**Records shown**
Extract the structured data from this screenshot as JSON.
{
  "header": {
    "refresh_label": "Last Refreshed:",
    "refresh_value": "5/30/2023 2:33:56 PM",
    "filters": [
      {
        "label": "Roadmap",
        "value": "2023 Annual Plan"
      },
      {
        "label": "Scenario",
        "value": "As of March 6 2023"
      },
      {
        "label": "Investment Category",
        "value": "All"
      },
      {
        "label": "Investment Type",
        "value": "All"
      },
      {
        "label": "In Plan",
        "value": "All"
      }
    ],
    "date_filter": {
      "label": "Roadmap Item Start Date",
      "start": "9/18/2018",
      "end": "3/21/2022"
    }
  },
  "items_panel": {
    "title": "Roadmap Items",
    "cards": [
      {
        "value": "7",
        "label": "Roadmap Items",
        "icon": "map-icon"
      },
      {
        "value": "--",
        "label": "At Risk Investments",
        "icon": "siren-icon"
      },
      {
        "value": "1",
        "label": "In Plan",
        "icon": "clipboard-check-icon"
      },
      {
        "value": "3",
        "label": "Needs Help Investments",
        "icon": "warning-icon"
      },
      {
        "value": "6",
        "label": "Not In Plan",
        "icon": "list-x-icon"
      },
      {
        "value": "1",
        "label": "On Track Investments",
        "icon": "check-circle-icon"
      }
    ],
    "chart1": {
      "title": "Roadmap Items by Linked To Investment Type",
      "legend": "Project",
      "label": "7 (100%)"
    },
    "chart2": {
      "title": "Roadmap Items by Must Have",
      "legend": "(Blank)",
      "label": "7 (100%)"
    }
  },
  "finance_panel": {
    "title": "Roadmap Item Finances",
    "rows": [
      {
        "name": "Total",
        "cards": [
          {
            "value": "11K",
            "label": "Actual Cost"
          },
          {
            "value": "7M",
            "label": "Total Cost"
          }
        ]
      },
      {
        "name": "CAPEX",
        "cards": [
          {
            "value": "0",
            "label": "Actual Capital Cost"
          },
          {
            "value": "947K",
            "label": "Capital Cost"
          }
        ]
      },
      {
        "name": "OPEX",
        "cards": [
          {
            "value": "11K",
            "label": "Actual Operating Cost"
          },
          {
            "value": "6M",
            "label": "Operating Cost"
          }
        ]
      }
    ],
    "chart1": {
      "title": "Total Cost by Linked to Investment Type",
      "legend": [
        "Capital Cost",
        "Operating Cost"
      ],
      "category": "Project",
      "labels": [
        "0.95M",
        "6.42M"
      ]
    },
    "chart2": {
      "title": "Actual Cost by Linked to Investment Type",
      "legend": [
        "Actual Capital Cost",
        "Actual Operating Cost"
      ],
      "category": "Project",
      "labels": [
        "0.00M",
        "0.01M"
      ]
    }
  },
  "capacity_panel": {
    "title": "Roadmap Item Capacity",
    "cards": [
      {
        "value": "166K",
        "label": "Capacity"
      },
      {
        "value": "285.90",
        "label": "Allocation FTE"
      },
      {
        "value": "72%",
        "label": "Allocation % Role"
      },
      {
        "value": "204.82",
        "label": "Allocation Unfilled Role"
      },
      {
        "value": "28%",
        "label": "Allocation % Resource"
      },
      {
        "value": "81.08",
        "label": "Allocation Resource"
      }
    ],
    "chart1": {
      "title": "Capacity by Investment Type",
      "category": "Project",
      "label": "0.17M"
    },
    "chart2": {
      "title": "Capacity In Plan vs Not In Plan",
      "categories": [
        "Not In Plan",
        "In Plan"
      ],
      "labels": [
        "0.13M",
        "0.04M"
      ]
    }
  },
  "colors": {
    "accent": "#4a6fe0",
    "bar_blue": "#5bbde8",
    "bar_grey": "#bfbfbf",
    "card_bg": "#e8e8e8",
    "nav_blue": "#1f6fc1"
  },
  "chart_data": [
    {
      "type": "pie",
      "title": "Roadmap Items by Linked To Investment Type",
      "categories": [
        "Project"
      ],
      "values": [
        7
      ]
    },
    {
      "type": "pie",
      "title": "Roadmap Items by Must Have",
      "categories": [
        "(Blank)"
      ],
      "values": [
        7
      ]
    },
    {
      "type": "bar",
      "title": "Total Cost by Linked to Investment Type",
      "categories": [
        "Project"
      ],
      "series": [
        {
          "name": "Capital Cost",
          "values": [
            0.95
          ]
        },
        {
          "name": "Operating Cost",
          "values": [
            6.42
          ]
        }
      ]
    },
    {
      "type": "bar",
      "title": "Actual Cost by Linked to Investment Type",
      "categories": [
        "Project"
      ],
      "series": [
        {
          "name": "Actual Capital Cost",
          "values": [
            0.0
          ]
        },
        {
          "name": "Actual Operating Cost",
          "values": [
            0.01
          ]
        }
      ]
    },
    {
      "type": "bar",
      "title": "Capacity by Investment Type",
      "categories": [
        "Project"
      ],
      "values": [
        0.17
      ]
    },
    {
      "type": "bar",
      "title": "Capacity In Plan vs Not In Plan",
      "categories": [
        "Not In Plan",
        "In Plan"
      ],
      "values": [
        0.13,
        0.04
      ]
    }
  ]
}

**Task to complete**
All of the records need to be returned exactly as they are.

**Answer box**
Extract the structured data from this screenshot as JSON.
{
  "header": {
    "refresh_label": "Last Refreshed:",
    "refresh_value": "5/30/2023 2:33:56 PM",
    "filters": [
      {
        "label": "Roadmap",
        "value": "2023 Annual Plan"
      },
      {
        "label": "Scenario",
        "value": "As of March 6 2023"
      },
      {
        "label": "Investment Category",
        "value": "All"
      },
      {
        "label": "Investment Type",
        "value": "All"
      },
      {
        "label": "In Plan",
        "value": "All"
      }
    ],
    "date_filter": {
      "label": "Roadmap Item Start Date",
      "start": "9/18/2018",
      "end": "3/21/2022"
    }
  },
  "items_panel": {
    "title": "Roadmap Items",
    "cards": [
      {
        "value": "7",
        "label": "Roadmap Items",
        "icon": "map-icon"
      },
      {
        "value": "--",
        "label": "At Risk Investments",
        "icon": "siren-icon"
      },
      {
        "value": "1",
        "label": "In Plan",
        "icon": "clipboard-check-icon"
      },
      {
        "value": "3",
        "label": "Needs Help Investments",
        "icon": "warning-icon"
      },
      {
        "value": "6",
        "label": "Not In Plan",
        "icon": "list-x-icon"
      },
      {
        "value": "1",
        "label": "On Track Investments",
        "icon": "check-circle-icon"
      }
    ],
    "chart1": {
      "title": "Roadmap Items by Linked To Investment Type",
      "legend": "Project",
      "label": "7 (100%)"
    },
    "chart2": {
      "title": "Roadmap Items by Must Have",
      "legend": "(Blank)",
      "label": "7 (100%)"
    }
  },
  "finance_panel": {
    "title": "Roadmap Item Finances",
    "rows": [
      {
        "name": "Total",
        "cards": [
          {
            "value": "11K",
            "label": "Actual Cost"
          },
          {
            "value": "7M",
            "label": "Total Cost"
          }
        ]
      },
      {
        "name": "CAPEX",
        "cards": [
          {
            "value": "0",
            "label": "Actual Capital Cost"
          },
          {
            "value": "947K",
            "label": "Capital Cost"
          }
        ]
      },
      {
        "name": "OPEX",
        "cards": [
          {
            "value": "11K",
            "label": "Actual Operating Cost"
          },
          {
            "value": "6M",
            "label": "Operating Cost"
          }
        ]
      }
    ],
    "chart1": {
      "title": "Total Cost by Linked to Investment Type",
      "legend": [
        "Capital Cost",
        "Operating Cost"
      ],
      "category": "Project",
      "labels": [
        "0.95M",
        "6.42M"
      ]
    },
    "chart2": {
      "title": "Actual Cost by Linked to Investment Type",
      "legend": [
        "Actual Capital Cost",
        "Actual Operating Cost"
      ],
      "category": "Project",
      "labels": [
        "0.00M",
        "0.01M"
      ]
    }
  },
  "capacity_panel": {
    "title": "Roadmap Item Capacity",
    "cards": [
      {
        "value": "166K",
        "label": "Capacity"
      },
      {
        "value": "285.90",
        "label": "Allocation FTE"
      },
      {
        "value": "72%",
        "label": "Allocation % Role"
      },
      {
        "value": "204.82",
        "label": "Allocation Unfilled Role"
      },
      {
        "value": "28%",
        "label": "Allocation % Resource"
      },
      {
        "value": "81.08",
        "label": "Allocation Resource"
      }
    ],
    "chart1": {
      "title": "Capacity by Investment Type",
      "category": "Project",
      "label": "0.17M"
    },
    "chart2": {
      "title": "Capacity In Plan vs Not In Plan",
      "categories": [
        "Not In Plan",
        "In Plan"
      ],
      "labels": [
        "0.13M",
        "0.04M"
      ]
    }
  },
  "colors": {
    "accent": "#4a6fe0",
    "bar_blue": "#5bbde8",
    "bar_grey": "#bfbfbf",
    "card_bg": "#e8e8e8",
    "nav_blue": "#1f6fc1"
  },
  "chart_data": [
    {
      "type": "pie",
      "title": "Roadmap Items by Linked To Investment Type",
      "categories": [
        "Project"
      ],
      "values": [
        7
      ]
    },
    {
      "type": "pie",
      "title": "Roadmap Items by Must Have",
      "categories": [
        "(Blank)"
      ],
      "values": [
        7
      ]
    },
    {
      "type": "bar",
      "title": "Total Cost by Linked to Investment Type",
      "categories": [
        "Project"
      ],
      "series": [
        {
          "name": "Capital Cost",
          "values": [
            0.95
          ]
        },
        {
          "name": "Operating Cost",
          "values": [
            6.42
          ]
        }
      ]
    },
    {
      "type": "bar",
      "title": "Actual Cost by Linked to Investment Type",
      "categories": [
        "Project"
      ],
      "series": [
        {
          "name": "Actual Capital Cost",
          "values": [
            0.0
          ]
        },
        {
          "name": "Actual Operating Cost",
          "values": [
            0.01
          ]
        }
      ]
    },
    {
      "type": "bar",
      "title": "Capacity by Investment Type",
      "categories": [
        "Project"
      ],
      "values": [
        0.17
      ]
    },
    {
      "type": "bar",
      "title": "Capacity In Plan vs Not In Plan",
      "categories": [
        "Not In Plan",
        "In Plan"
      ],
      "values": [
        0.13,
        0.04
      ]
    }
  ]
}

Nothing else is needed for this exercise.